Thank you lovely knitters for the overwhelming response! At last count, I’ve got twenty-five volunteers to test-knit the pattern for me.
And Cassiopeia cast on and knit a sock in less than 12 hours–that must be some kind of record!
For anyone interested in taking up the challenge, I’m still taking volunteers as long as you can commit to finishing one sock by Monday August 17th. Comment on this post, I’ll email you the pattern, and then you can head over to the ravelry thread and join in the fun!
Are you a sock knitter looking for a new project?
Interested in knitting undemanding yet satisfying socks?
Prepared to work pro bono?
I feel like I’m writing a job advert here. Basically, I’ve never written a sock pattern before and would like to make sure any potential kinks are worked out before I get any frustrated emails.
I won’t be able to pay you for your time or yarn, I’m afraid, as I intend to offer the pattern for free, but you’d get the cute little pattern before anyone else and rack up a bucketload of good karma!
If you’re interested, please comment below or email me at cseneque[at]gmail[dot]com.
A real, live, big-person knit.
Even if it only has three-quarter length sleeves.
This project was a saga from the get-go, all those winters ago when my little sister asked for a jumper in yellow.

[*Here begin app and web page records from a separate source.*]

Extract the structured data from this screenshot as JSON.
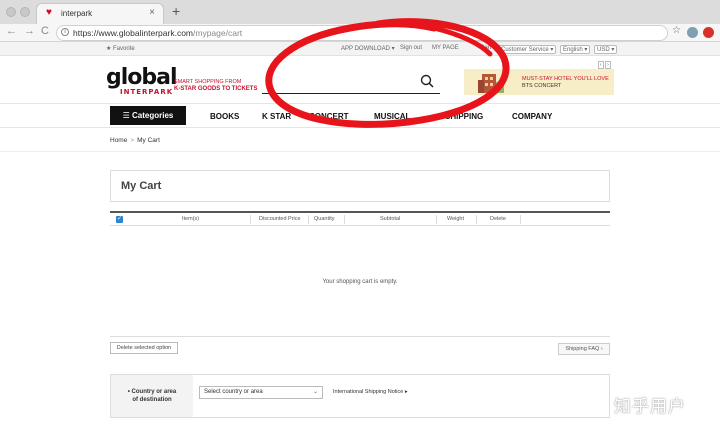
{
  "browser": {
    "tab_title": "interpark",
    "tab_close": "×",
    "new_tab": "+",
    "url_host": "https://www.globalinterpark.com",
    "url_path": "/mypage/cart",
    "back": "←",
    "forward": "→",
    "reload": "C"
  },
  "utility": {
    "favorite": "Favorite",
    "app_download": "APP DOWNLOAD",
    "sign_out": "Sign out",
    "my_page": "MY PAGE",
    "cart": "Cart",
    "customer_service": "Customer Service",
    "language": "English",
    "currency": "USD"
  },
  "header": {
    "logo_main": "global",
    "logo_sub": "INTERPARK",
    "slogan_line1": "SMART SHOPPING FROM",
    "slogan_line2": "K-STAR GOODS TO TICKETS",
    "search_placeholder": "",
    "banner_line1": "MUST-STAY HOTEL YOU'LL LOVE",
    "banner_line2": "BTS CONCERT",
    "banner_prev": "‹",
    "banner_next": "›"
  },
  "nav": {
    "categories": "☰ Categories",
    "items": [
      "BOOKS",
      "K STAR",
      "CONCERT",
      "MUSICAL",
      "SHIPPING",
      "COMPANY"
    ]
  },
  "breadcrumb": {
    "home": "Home",
    "sep": ">",
    "current": "My Cart"
  },
  "cart": {
    "title": "My Cart",
    "columns": [
      "Item(s)",
      "Discounted Price",
      "Quantity",
      "Subtotal",
      "Weight",
      "Delete"
    ],
    "empty_message": "Your shopping cart is empty.",
    "delete_selected": "Delete selected option",
    "shipping_faq": "Shipping FAQ"
  },
  "shipping": {
    "label_line1": "Country or area",
    "label_line2": "of destination",
    "select_value": "Select country or area",
    "notice": "International Shipping Notice"
  },
  "watermark": "知乎用户",
  "colors": {
    "brand_red": "#c8102e",
    "annotation_red": "#e8141c",
    "checkbox_blue": "#2c84d3"
  }
}
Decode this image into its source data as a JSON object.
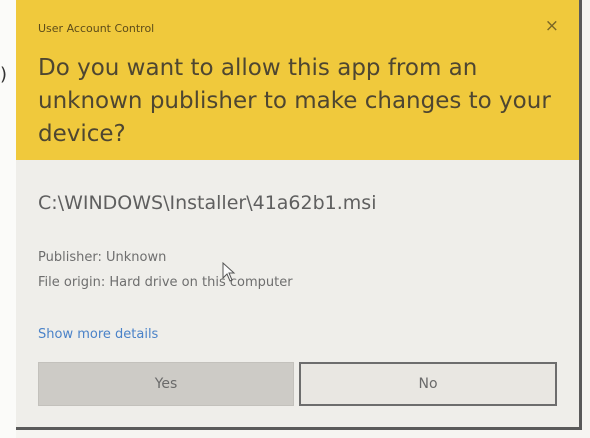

I got out the tape measure, bought some yarn, and got through the torso and most of a sleeve before realising I hadn’t bought nearly enough yarn. I put things on hold and searched but couldn’t find any more of the same dyelot, so I undid all of those valiant, ill-fated cotton stitches.
I began again with a fresh batch of yarn, disheartened. This time I started with the sleeves–which were probably doomed from the first.
Then, the intended recipient lost a considerable amount of weight, going down about 2-3 sizes. This gave me a reasonable excuse to undo the sleeves and re-measure.
Then, it was spring & summer for a while.
Then, I started all over again with a great pattern from an even better book. All of a sudden I was excited to be knitting again, and powered through the entire torso and sleeve cap thinking of the possibilities.
Then, I got mired deep in sleeve-knitting hell and put aside the jumper/ sweater for a couple of months. Eventually the Perth winter started getting cold enough to prod me into finishing the garment in the only way I could: with elbow-length sleeves.
The mornings and evenings have turned chilly around these parts, but I’ve got a few things keeping me cosy:
Fingerless gloves – Pattern is available as a free ravelry download, and comes in short or elbow-length variations;
Northern Exposure – Scenes of icy breath and snow-lined streets remind me that Perth is ridiculously temperate in comparison to elsewhere in the world.
Sweater knitting – I may actually finish this long-promised jumper for my sister before winter ends! The warm, creamy yellow colour lifts my spirits even as the miles of 2×2 rib get me down.
Cookies – My co-workers seem to be hooked on vegan baked goods, and have even started bribing me to continue creating. I make no complaints! Latest out of the oven are oaty peanut butter cookies, from the Vegan with a Vengeance recipe. Peanut butter is one of my favourite things in the world, and in cookie form it’s close to heaven.
What’s keeping you warm tonight?
An unseasonably sunny weekend brings baked goods, quick projects and sundrenched photographs.
Making: Knit & crochet fingerless mitts, my own pattern.
Eating: Dark cocoa & cinnamon walnut cookies, adapted from the Veganomicon recipe.
Listening: Eels; Daisies of the Galaxy.
As part of the Worldwide Vegan Bake Sale, I did some baking and held a vegan cookiefest at work this week.
We had three interpretations of a Veganomicon recipe: orange and almond, double choc mint (both gluten free), and classic choc chip — plus costumes, rhyming nicknames and prizes! Good fun was had by all.
I whipped up a handy dandy eyepatch and went as a pirate. Here’s how I did it:
Scurvy Eye Patch
<25g worsted weight yarn (I used Red Heart acrylic in black)
3.5mm knitting needles
darning needle for ends
Cast on 8.
Row 1: Knit.
Row 2: Knit into front & back of first stitch; knit to end.
Repeat row 2 until there are 20 stitches.
Next row: Knit first two stitches together; knit to last two stitches; knit them together.
Repeat the last row once more.
Bind off all stitches, leaving one loop remaining on needle.
Rotate work and pick up two stitches along short diagonal edge.
Knit these three stitches on every row until measures desired length around recipient’s head. (I knit until patch+strap measured 22″/56cm unstretched.)
Cut yarn and sew live stitches to remaining edge of patch, making sure strap is not twisted.
Can I get an ‘Arrrgh!’?